My great-uncle left central Georgia to serve his country abroad and never returned to the Deep South. He eventually chose the greener pastures of the South Side. After 60 years in Chicago he told me, “Chicago has the best of everything…but it also has the worst of everything.” Chicago is unmatched in beauty and splendor. Chicago is also plagued by a sense of hopelessness. Chicago is America: a nation first in ideals but ranked last in health care, among comparable nations. America produces Nobel Peace Prize winners like Dr. King, who in turn called this country the “greatest purveyor of violence” on the globe. If America is the world’s greatest nation, Chicago is undoubtedly its most accurate reflection.
I gave up everything to be with my love — her name is Chicago. She is reviled and scorned by many and yet known by so few. She is strange to masses who only know her through the narratives of distant strangers, motivated by politics and racial resentment when they speak her name. Stop and listen for although I am not her native son, I gave everything to be held in her embrace.
I know my love’s immeasurable beauty and I’m aware of her fatal flaws. The authenticity and forgiving nature of her people scarcely exists elsewhere and yet those people are often burdened by pain. I hear what others say about my love yet their words stray from what I have observed with my eyes. When I mention my lover’s name others are filled with terror. How can this be, especially when most of the terrorized have never been to the city? The nation has been taught to fear Chicago but not by statistics. Yes, of late there has been a surge in violent crime but you are twice as likely to be killed in St. Louis than in Chicago. Indeed, the city’s murder rate was significantly higher in the 90’s and plunged thereafter. Why the fixation now on Chicago violence?

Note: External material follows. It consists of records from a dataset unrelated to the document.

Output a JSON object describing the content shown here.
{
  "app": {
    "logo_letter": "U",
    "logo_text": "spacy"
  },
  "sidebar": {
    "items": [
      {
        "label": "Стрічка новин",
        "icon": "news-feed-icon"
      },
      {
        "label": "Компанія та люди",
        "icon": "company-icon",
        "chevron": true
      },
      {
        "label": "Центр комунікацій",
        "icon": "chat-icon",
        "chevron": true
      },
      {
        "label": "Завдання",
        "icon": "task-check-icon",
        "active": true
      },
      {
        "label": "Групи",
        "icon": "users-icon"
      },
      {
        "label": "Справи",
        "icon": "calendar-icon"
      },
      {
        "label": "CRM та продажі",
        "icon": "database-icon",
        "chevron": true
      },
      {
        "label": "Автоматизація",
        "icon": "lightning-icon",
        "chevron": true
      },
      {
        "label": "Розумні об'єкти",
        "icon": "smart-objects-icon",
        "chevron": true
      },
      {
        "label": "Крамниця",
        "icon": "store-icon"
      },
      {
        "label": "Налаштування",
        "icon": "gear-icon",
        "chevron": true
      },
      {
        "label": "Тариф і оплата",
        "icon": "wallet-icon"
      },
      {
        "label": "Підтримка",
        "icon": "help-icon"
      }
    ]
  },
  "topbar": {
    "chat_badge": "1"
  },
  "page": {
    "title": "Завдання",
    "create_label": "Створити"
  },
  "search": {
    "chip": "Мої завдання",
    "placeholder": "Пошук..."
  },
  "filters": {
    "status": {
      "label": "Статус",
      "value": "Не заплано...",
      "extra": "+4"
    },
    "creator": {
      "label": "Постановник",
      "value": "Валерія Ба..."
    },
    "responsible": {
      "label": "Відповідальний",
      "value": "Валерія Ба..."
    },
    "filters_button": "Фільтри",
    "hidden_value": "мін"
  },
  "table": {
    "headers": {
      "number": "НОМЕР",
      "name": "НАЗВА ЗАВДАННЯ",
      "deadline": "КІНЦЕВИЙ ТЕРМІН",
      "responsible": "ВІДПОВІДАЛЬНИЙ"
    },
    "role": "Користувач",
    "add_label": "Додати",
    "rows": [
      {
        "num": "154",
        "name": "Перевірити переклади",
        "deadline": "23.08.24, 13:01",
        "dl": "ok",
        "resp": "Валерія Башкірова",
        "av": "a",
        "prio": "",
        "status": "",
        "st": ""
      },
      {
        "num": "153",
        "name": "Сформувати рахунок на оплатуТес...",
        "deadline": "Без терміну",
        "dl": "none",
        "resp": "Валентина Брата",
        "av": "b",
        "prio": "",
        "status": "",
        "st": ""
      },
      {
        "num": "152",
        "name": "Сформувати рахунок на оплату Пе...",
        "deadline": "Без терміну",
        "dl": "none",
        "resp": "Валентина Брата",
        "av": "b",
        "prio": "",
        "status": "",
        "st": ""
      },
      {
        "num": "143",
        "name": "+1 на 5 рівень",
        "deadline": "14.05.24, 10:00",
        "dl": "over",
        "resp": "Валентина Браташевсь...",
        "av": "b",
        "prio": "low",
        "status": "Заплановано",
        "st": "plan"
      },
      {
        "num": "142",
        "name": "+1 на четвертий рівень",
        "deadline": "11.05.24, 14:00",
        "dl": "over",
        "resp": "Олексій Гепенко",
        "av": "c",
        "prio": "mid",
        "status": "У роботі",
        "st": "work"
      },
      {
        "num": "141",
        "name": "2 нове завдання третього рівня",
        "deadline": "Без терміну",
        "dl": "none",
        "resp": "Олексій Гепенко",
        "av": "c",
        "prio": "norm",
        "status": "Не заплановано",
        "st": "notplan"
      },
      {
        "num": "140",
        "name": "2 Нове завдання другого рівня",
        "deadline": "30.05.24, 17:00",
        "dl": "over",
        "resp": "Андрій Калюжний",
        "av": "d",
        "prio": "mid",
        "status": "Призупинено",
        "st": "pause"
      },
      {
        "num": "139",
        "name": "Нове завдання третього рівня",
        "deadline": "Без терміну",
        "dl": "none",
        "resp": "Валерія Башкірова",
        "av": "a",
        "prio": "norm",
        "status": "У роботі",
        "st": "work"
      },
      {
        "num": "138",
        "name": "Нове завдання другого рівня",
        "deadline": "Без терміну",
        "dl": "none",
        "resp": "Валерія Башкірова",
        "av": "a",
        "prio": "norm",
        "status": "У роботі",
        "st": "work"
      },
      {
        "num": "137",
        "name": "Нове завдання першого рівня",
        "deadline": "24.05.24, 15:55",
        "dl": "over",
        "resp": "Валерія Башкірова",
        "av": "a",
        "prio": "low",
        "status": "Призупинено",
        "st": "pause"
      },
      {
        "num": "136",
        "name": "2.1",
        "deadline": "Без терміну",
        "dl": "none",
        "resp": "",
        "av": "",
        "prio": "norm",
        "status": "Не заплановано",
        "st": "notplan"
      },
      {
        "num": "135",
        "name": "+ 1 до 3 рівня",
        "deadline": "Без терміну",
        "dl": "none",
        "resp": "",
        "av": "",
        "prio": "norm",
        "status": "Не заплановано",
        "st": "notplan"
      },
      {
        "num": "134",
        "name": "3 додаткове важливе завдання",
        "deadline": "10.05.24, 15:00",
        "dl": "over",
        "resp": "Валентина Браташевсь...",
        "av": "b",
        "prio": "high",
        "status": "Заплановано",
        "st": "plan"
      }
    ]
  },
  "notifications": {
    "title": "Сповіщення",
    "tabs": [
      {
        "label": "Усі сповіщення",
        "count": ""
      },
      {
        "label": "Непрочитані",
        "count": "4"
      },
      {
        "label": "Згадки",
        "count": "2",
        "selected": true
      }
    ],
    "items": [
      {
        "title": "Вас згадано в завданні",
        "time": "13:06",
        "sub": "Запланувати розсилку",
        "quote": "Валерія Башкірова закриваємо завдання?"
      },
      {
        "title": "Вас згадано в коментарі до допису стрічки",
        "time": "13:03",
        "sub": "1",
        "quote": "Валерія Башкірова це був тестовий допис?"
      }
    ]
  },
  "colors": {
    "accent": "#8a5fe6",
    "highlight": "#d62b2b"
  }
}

My love is large, in population and mass. This makes her wonderful but also a target for political posturing. It is easier to say her name than another. But my love also satisfies a national appetite for black pathology, giving life to narratives absent critical analysis. As always, race rears its ugly head. Race prohibits others from seeing my love as she is. Social analysis is never precise when race is introduced. The Moynihan report of the 1960’s told us that out-of-wedlock births indicated black families were entangled in “pathology.” That is, black families were utterly abnormal and defective. As Dr. Andrew Hacker pointed out in his book Two Nations, white families have since surpassed those same numbers Moynihan cited for black families and yet there is no mention of the pathology of whites.
In the same way we fail to see Chicago clearly today. When 468 were murdered in the city in 2015, we were told the world was ending. That 468 pales in comparison to the 619 killed in 1925, a period when the city population was on par with today. As the South and West Sides of the city bleed today, Chicago was a bloodbath in the 1920’s, ruled by gangsters like Al Capone. We were able to do objective analysis during that period when the gangsters were white but we seem incapable today.
Dr. Jeffrey Miron, a Harvard scholar, asserted in a 1999 paper that violence– and homicides specifically– peak most when prohibition of drugs or alcohol are vigorously enforced. The alcohol prohibition and the Drug War eras, naturally, have the most pronounced homicide rates. In the 1920’s and early 30’s we were able to see that bad public policy –prohibition– pushed Eastern European immigrants, who lacked economic opportunities, to accept the working conditions of the illegal alcohol business and carnage ensued. Today 47% of black men in Chicago between 20 and 24 are neither working or in school. Naturally, the illegal drug industry recruits from that demographic and carnage ensues. Unlike in the 1920’s, however, we now conclude that the people are bad and not the policies. Narratives of black pathology are far more desirable.
Accepting these narratives robs us from seeing my love as she is. Have you ever seen the city from a perch along Lake Michigan? Have you ever learned a second language within the English language, like those spoken on the South Side, and experienced the richness of a black culture unrivaled in North America? Such literary wealth can be heard on a number of street corners, conveying more meaning than all of Shakespeare’s prose. Have you seen the fusion of an untold number of architectural traditions all singing in harmony across the city sky? Have you dined in the fine restaurants of the loop? Have you eaten rib tips from Lem’s or cupcakes from Brown Sugar Bakery on 75th street? If you haven’t, you have not yet seen the best of America.